Effects of reduced dimensionality on the properties of magnesium hydroxide and calcium hydroxide nanostructures

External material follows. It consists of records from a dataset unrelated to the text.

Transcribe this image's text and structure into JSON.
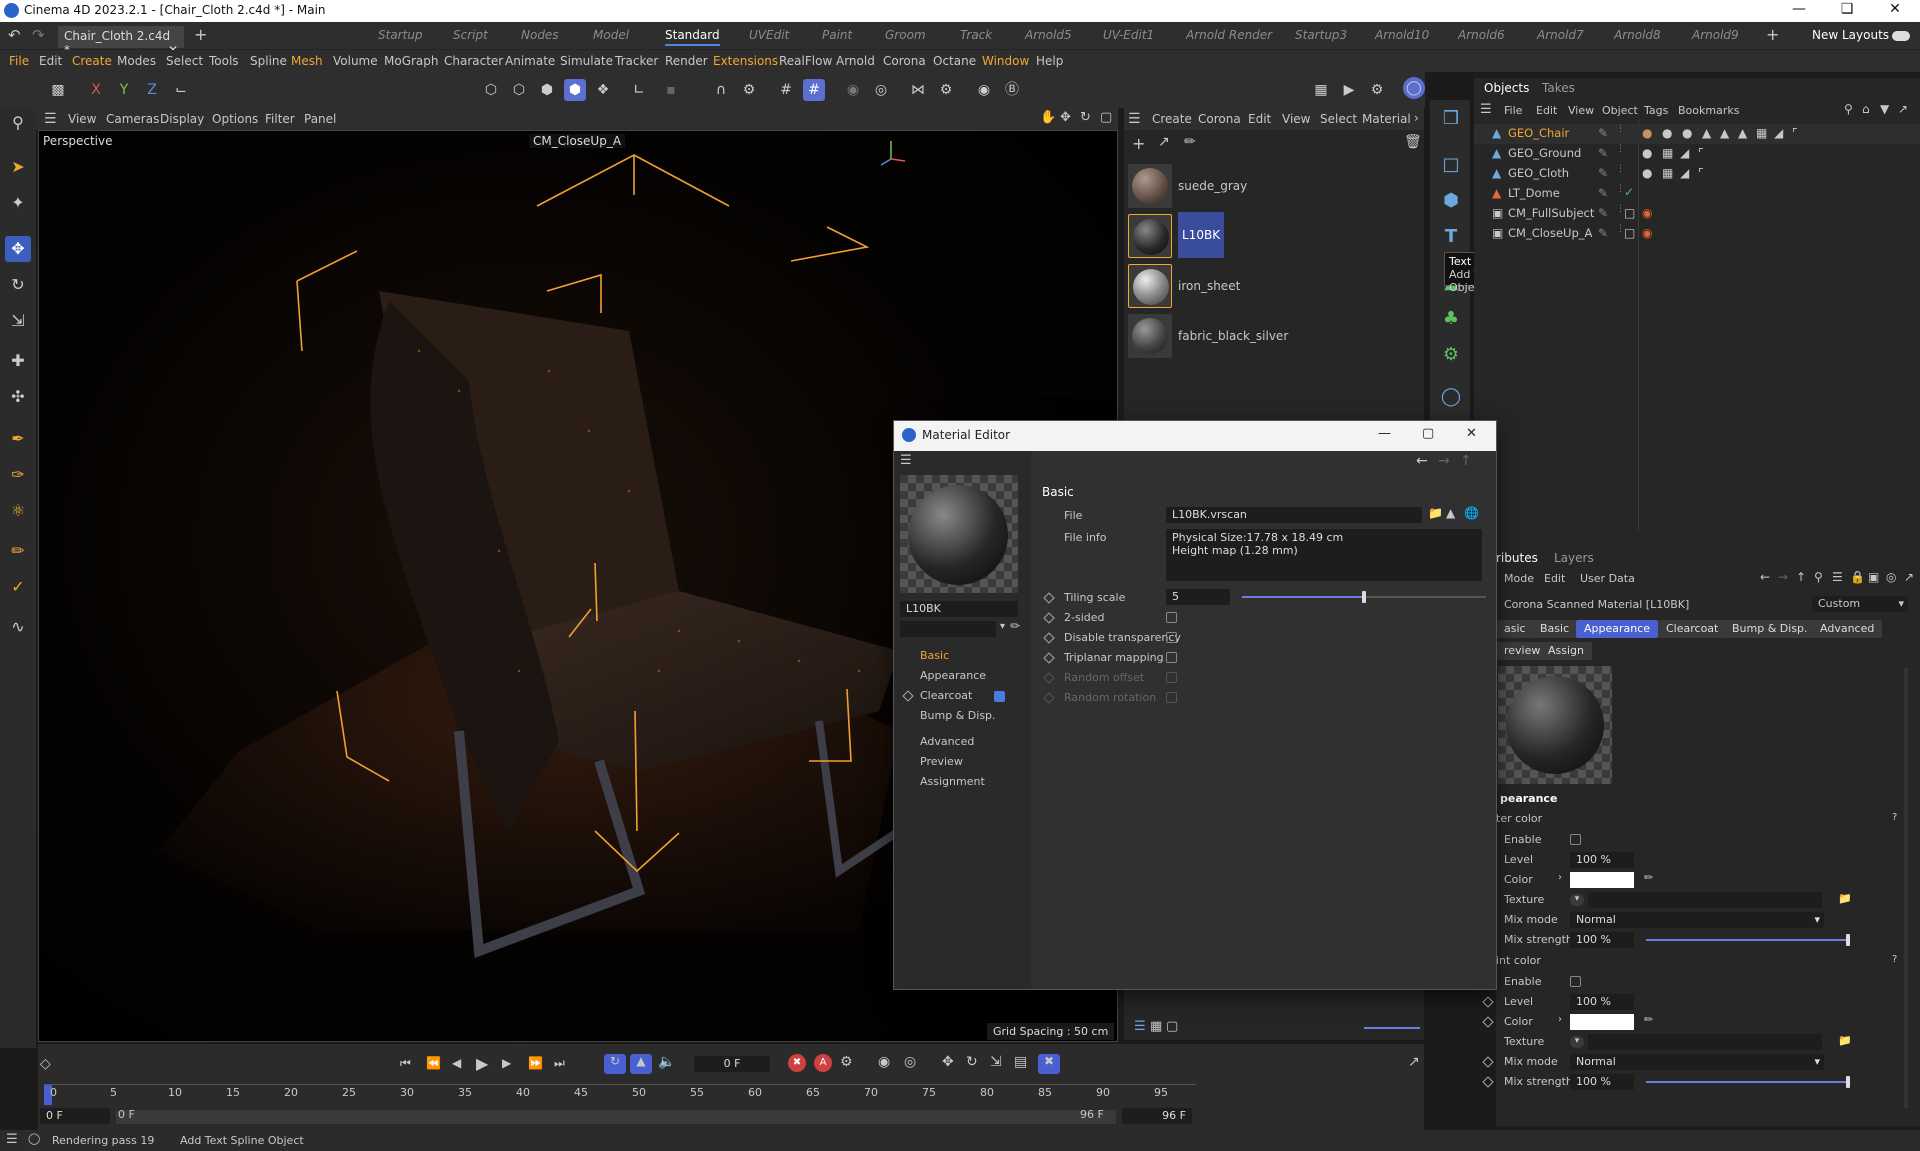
{
  "window": {
    "title": "Cinema 4D 2023.2.1 - [Chair_Cloth 2.c4d *] - Main"
  },
  "tabs": {
    "file_tab": "Chair_Cloth 2.c4d *",
    "layouts": [
      "Startup",
      "Script",
      "Nodes",
      "Model",
      "Standard",
      "UVEdit",
      "Paint",
      "Groom",
      "Track",
      "Arnold5",
      "UV-Edit1",
      "Arnold Render",
      "Startup3",
      "Arnold10",
      "Arnold6",
      "Arnold7",
      "Arnold8",
      "Arnold9"
    ],
    "active_layout": "Standard",
    "new_layouts": "New Layouts"
  },
  "menu": [
    "File",
    "Edit",
    "Create",
    "Modes",
    "Select",
    "Tools",
    "Spline",
    "Mesh",
    "Volume",
    "MoGraph",
    "Character",
    "Animate",
    "Simulate",
    "Tracker",
    "Render",
    "Extensions",
    "RealFlow",
    "Arnold",
    "Corona",
    "Octane",
    "Window",
    "Help"
  ],
  "toolbar": {
    "axes": [
      "X",
      "Y",
      "Z"
    ]
  },
  "viewport": {
    "menu": [
      "View",
      "Cameras",
      "Display",
      "Options",
      "Filter",
      "Panel"
    ],
    "label": "Perspective",
    "camera": "CM_CloseUp_A",
    "grid_spacing": "Grid Spacing : 50 cm"
  },
  "material_manager": {
    "menu": [
      "Create",
      "Corona",
      "Edit",
      "View",
      "Select",
      "Material"
    ],
    "materials": [
      {
        "name": "suede_gray",
        "color": "#7a6a60"
      },
      {
        "name": "L10BK",
        "color": "#2a2a2a"
      },
      {
        "name": "iron_sheet",
        "color": "#9a9a9a"
      },
      {
        "name": "fabric_black_silver",
        "color": "#4a4a4a"
      }
    ],
    "selected": "L10BK"
  },
  "tooltip": {
    "title": "Text Spline",
    "desc": "Add Text Spline Object"
  },
  "objects": {
    "tabs": [
      "Objects",
      "Takes"
    ],
    "menu": [
      "File",
      "Edit",
      "View",
      "Object",
      "Tags",
      "Bookmarks"
    ],
    "items": [
      {
        "name": "GEO_Chair",
        "selected": true
      },
      {
        "name": "GEO_Ground",
        "selected": false
      },
      {
        "name": "GEO_Cloth",
        "selected": false
      },
      {
        "name": "LT_Dome",
        "selected": false
      },
      {
        "name": "CM_FullSubject",
        "selected": false
      },
      {
        "name": "CM_CloseUp_A",
        "selected": false
      }
    ]
  },
  "material_editor": {
    "title": "Material Editor",
    "material_name": "L10BK",
    "nav": [
      "Basic",
      "Appearance",
      "Clearcoat",
      "Bump & Disp.",
      "Advanced",
      "Preview",
      "Assignment"
    ],
    "section": "Basic",
    "file_label": "File",
    "file_value": "L10BK.vrscan",
    "fileinfo_label": "File info",
    "fileinfo_line1": "Physical Size:17.78 x 18.49 cm",
    "fileinfo_line2": "Height map (1.28 mm)",
    "tiling_label": "Tiling scale",
    "tiling_value": "5",
    "tiling_fraction": 0.5,
    "params": [
      "2-sided",
      "Disable transparency",
      "Triplanar mapping",
      "Random offset",
      "Random rotation"
    ]
  },
  "attributes": {
    "tabs": [
      "ributes",
      "Layers"
    ],
    "menu": [
      "Mode",
      "Edit",
      "User Data"
    ],
    "object_title": "Corona Scanned Material [L10BK]",
    "preset": "Custom",
    "buttons": [
      "asic",
      "Basic",
      "Appearance",
      "Clearcoat",
      "Bump & Disp.",
      "Advanced"
    ],
    "active_button": "Appearance",
    "buttons2": [
      "review",
      "Assign"
    ],
    "section": "pearance",
    "group1": "ter color",
    "group2": "int color",
    "enable": "Enable",
    "level": "Level",
    "level_value": "100 %",
    "color": "Color",
    "texture": "Texture",
    "mixmode": "Mix mode",
    "mixmode_value": "Normal",
    "mixstrength": "Mix strength",
    "mixstrength_value": "100 %",
    "help": "?"
  },
  "timeline": {
    "current_frame": "0 F",
    "ticks": [
      "0",
      "5",
      "10",
      "15",
      "20",
      "25",
      "30",
      "35",
      "40",
      "45",
      "50",
      "55",
      "60",
      "65",
      "70",
      "75",
      "80",
      "85",
      "90",
      "95"
    ],
    "start": "0 F",
    "start2": "0 F",
    "end": "96 F",
    "end2": "96 F"
  },
  "status": {
    "render": "Rendering pass 19",
    "hint": "Add Text Spline Object"
  }
}
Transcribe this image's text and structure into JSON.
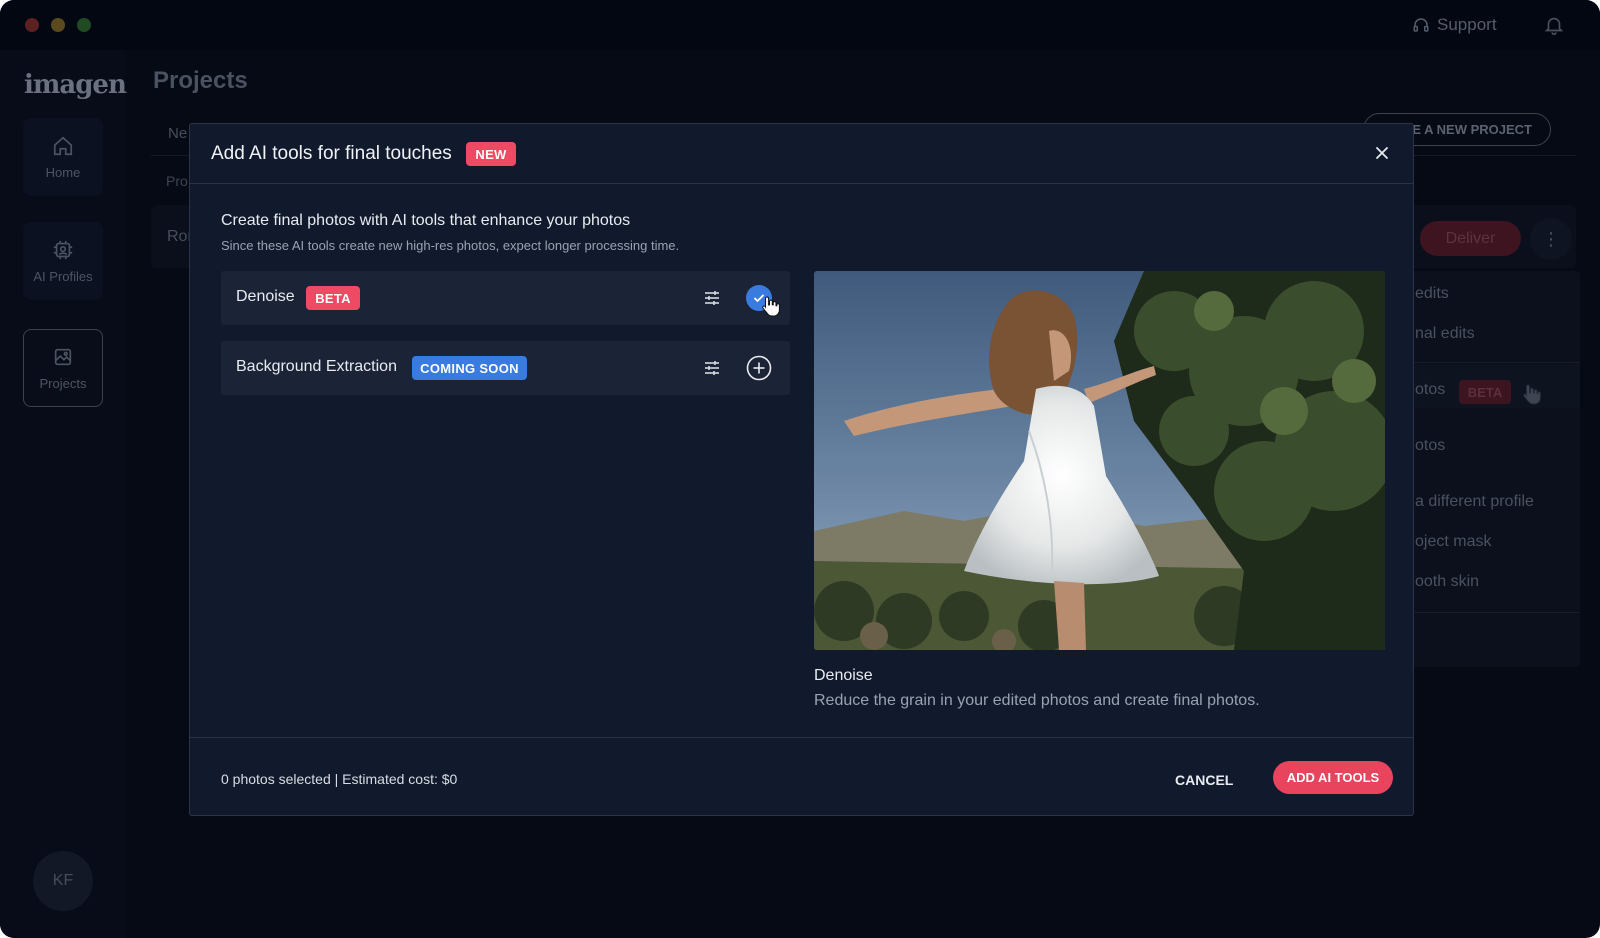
{
  "app": {
    "logo": "imagen",
    "support_label": "Support",
    "user_initials": "KF"
  },
  "sidebar": {
    "items": [
      {
        "label": "Home",
        "icon": "home-icon"
      },
      {
        "label": "AI Profiles",
        "icon": "ai-profile-icon"
      },
      {
        "label": "Projects",
        "icon": "projects-icon",
        "active": true
      }
    ]
  },
  "background": {
    "page_title": "Projects",
    "tab_partial": "Ne",
    "subheader_partial": "Pro",
    "row_partial": "Ron",
    "create_button": "CREATE A NEW PROJECT",
    "deliver_button": "Deliver",
    "menu": {
      "items": [
        "edits",
        "nal edits",
        "otos",
        "otos",
        "a different profile",
        "oject mask",
        "ooth skin"
      ],
      "beta_badge": "BETA"
    }
  },
  "modal": {
    "title": "Add AI tools for final touches",
    "title_badge": "NEW",
    "intro_title": "Create final photos with AI tools that enhance your photos",
    "intro_subtitle": "Since these AI tools create new high-res photos, expect longer processing time.",
    "tools": [
      {
        "name": "Denoise",
        "badge": "BETA",
        "badge_color": "#ef4a63",
        "selected": true
      },
      {
        "name": "Background Extraction",
        "badge": "COMING SOON",
        "badge_color": "#3a7be0",
        "selected": false
      }
    ],
    "preview": {
      "title": "Denoise",
      "description": "Reduce the grain in your edited photos and create final photos."
    },
    "footer": {
      "selection_info": "0 photos selected | Estimated cost: $0",
      "cancel_label": "CANCEL",
      "confirm_label": "ADD AI TOOLS"
    }
  },
  "colors": {
    "accent_red": "#e8445e",
    "accent_blue": "#3a7be0",
    "modal_bg": "#111a2c",
    "row_bg": "#1b2437"
  }
}
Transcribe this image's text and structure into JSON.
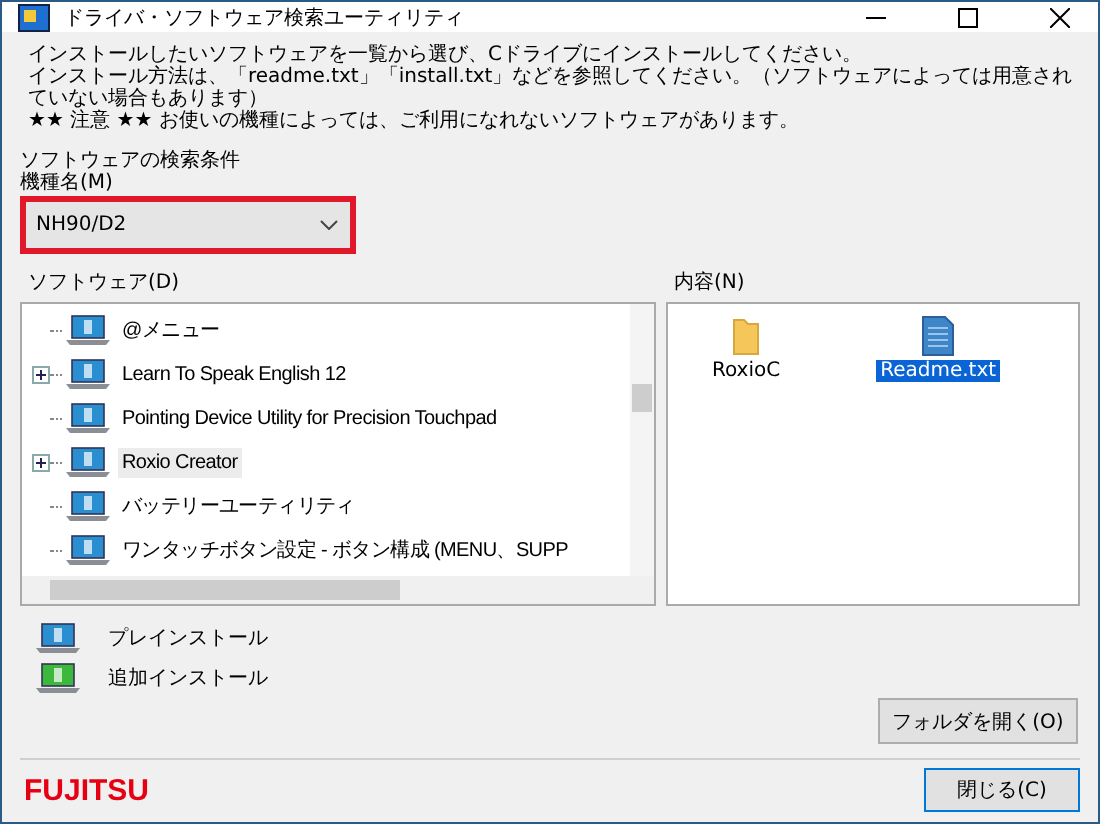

Metal hydroxides are a class of layered materials that contain two-dimensional metal hydroxide layers that can be isolated to form layered nanostructures. In this work, density functional theory (DFT) and self-consistent-charge density-functional tight-binding (SCC-DFTB) methods have been used to investigate the properties of magnesium hydroxide and calcium hydroxide nanostructures. The properties of single layer and multi layer structures with up to 10 metal hydroxide sheets and nanoparticles containing more than 2000 atoms have been calculated and compared with the bulk properties of these systems. The accuracy of the DFT methods employed and SCC-DFTB parameters developed in this study were validated against available experimental data. The results of the calculations indicate that significant differences exist between the properties of the nanostructures and the corresponding bulk values. In particular, the interlayer binding energies, electronic band gaps, and spectroscopic features are size-dependent and tend to converge to the bulk values as the size of the nanosystem is increased. The calculated binding energies and shear moduli show that all nanostructures are mechanically stable, in agreement with the experimental reports; although, their stabilities may be affected by the presence of intercalated species. Energy decomposition analyses reveal that the intralayer interactions in the investigated systems are predominantly electrostatic in nature, while the interlayer interactions are dominated by dispersion and polarization components. The results presented here quantify various properties of magnesium hydroxide and calcium hydroxide nanostructures, and could be used to understand the properties of other nanosystems containing layers of metal hydroxides in their structure.